Check each line of the records below and collect those that include the word "устройстве".
*** Opening of THE INPUT ***
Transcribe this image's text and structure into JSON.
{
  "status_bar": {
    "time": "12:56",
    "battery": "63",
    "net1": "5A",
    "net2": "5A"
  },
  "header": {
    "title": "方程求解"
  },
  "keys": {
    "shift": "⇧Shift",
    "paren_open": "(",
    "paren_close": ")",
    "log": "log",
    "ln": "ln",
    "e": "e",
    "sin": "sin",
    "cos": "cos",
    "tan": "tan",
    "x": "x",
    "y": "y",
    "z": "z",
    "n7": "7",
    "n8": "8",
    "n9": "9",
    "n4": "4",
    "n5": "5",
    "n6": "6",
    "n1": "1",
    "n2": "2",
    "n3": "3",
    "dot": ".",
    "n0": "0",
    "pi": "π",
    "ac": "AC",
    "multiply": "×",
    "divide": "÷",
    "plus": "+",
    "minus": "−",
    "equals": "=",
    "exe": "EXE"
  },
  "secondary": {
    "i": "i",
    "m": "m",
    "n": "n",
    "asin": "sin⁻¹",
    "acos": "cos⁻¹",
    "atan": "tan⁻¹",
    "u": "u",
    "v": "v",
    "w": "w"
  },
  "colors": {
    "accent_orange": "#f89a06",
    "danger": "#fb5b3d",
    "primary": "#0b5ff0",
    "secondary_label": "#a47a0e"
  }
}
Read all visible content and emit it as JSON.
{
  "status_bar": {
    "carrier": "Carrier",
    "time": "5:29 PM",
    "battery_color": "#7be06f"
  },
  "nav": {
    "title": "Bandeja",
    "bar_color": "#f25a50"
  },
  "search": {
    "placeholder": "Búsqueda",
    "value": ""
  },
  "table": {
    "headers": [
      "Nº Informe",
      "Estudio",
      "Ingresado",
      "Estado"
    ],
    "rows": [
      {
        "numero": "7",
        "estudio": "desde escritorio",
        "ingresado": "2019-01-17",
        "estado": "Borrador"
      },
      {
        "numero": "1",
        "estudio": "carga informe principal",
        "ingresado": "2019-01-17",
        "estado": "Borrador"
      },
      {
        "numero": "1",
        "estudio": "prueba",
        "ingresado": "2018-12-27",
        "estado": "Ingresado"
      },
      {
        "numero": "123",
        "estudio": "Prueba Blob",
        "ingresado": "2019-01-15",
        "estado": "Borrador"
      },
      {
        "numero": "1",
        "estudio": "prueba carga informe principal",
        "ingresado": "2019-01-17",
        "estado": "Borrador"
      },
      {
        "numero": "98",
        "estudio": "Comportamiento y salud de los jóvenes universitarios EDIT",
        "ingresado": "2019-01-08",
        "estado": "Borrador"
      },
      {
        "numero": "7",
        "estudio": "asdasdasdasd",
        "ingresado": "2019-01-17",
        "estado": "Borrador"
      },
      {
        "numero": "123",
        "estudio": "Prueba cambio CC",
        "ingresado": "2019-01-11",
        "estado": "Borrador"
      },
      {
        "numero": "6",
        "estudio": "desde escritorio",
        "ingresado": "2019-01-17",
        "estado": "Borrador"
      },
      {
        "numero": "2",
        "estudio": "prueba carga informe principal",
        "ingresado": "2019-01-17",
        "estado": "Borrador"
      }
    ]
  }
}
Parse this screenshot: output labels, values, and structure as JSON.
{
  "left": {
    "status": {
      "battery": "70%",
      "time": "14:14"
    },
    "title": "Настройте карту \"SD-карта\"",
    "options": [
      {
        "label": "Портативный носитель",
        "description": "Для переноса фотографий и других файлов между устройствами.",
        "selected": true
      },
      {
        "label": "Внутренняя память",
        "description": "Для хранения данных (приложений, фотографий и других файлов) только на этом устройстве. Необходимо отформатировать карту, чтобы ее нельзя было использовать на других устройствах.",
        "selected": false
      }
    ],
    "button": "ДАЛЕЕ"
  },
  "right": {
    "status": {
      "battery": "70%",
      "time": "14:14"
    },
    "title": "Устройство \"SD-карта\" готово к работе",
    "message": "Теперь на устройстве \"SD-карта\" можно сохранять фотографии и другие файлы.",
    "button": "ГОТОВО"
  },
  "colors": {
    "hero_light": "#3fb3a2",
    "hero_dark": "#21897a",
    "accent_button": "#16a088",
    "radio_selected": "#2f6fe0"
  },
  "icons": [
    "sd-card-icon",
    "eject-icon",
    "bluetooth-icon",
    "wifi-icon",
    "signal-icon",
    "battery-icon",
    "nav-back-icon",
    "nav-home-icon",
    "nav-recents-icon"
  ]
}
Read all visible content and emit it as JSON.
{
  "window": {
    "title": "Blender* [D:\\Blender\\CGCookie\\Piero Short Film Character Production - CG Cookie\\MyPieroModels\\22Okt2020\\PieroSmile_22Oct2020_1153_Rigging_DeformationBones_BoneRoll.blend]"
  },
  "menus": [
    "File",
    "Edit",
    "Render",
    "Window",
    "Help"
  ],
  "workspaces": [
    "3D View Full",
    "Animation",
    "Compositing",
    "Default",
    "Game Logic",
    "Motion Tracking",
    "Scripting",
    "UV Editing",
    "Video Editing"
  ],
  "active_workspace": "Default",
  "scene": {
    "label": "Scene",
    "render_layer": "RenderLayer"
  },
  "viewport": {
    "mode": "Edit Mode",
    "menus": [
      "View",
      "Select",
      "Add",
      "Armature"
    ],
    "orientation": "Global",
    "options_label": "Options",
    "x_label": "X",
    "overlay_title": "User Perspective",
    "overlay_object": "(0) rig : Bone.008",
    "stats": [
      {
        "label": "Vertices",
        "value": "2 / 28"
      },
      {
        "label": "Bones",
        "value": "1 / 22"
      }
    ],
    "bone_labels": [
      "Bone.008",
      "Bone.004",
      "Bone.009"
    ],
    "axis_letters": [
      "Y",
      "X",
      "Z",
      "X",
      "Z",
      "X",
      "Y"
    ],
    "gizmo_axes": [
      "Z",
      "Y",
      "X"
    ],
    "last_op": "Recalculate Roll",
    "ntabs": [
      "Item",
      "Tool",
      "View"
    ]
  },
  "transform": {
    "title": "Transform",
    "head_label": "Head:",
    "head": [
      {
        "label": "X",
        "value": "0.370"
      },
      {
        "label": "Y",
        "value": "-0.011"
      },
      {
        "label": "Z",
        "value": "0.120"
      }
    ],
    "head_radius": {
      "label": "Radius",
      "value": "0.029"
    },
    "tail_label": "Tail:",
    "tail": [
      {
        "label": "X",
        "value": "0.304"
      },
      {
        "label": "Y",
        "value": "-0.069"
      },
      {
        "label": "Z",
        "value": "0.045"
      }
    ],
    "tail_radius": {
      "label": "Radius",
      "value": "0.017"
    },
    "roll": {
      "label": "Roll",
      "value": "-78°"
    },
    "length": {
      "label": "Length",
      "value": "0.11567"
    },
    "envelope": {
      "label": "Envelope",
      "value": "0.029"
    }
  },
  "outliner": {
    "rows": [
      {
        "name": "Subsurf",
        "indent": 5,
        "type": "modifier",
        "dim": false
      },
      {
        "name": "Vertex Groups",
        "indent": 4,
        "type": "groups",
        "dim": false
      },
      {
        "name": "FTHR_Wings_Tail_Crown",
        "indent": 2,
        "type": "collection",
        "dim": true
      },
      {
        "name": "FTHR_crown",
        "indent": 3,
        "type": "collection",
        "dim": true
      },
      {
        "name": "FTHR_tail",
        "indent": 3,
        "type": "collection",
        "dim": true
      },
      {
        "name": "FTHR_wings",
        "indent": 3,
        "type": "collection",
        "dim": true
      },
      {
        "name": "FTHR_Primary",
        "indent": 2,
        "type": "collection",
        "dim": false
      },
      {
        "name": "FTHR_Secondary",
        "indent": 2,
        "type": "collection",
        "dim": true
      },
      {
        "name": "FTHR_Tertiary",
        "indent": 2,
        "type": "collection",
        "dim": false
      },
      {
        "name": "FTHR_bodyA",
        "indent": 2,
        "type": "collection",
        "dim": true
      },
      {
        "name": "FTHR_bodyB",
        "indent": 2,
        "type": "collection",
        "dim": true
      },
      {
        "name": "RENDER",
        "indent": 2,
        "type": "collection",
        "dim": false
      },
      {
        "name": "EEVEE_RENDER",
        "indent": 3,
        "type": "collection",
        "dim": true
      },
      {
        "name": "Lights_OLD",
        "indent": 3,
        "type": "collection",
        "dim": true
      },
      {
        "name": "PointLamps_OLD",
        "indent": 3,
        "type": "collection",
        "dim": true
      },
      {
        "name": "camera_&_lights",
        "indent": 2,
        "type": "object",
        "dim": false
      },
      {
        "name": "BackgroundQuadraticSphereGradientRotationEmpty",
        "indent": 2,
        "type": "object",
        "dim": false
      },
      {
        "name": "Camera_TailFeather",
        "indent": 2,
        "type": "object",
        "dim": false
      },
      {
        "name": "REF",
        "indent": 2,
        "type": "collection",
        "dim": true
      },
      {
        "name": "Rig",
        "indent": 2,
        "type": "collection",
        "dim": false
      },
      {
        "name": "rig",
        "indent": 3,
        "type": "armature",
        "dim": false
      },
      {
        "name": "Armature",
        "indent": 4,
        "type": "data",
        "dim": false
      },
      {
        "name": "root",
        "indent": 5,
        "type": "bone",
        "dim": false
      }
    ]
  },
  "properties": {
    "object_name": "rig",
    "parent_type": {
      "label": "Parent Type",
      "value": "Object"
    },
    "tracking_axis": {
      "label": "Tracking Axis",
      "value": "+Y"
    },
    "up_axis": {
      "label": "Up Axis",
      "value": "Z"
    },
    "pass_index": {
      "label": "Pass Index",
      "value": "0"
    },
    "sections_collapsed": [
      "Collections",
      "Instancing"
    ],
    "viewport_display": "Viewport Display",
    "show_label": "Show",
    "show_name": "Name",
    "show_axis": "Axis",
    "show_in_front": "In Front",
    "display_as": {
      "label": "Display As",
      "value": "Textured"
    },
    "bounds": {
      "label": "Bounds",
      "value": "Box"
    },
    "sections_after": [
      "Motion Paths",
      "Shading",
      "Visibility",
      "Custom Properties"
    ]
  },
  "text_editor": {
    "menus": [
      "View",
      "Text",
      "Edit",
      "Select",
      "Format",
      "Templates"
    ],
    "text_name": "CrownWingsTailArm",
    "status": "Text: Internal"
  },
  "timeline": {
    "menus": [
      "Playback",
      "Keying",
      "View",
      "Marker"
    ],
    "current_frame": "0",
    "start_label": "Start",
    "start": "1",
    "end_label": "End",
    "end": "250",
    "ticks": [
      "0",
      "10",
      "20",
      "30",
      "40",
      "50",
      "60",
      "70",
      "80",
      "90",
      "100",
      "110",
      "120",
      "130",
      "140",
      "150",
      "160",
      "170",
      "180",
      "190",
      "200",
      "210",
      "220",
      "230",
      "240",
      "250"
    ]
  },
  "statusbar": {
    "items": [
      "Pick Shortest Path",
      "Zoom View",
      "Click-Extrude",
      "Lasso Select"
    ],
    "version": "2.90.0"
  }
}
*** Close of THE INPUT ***
SOLUTION FOR THIS EXERCISE:
        "description": "Для хранения данных (приложений, фотографий и других файлов) только на этом устройстве. Необходимо отформатировать карту, чтобы ее нельзя было использовать на других устройствах.",
    "message": "Теперь на устройстве \"SD-карта\" можно сохранять фотографии и другие файлы.",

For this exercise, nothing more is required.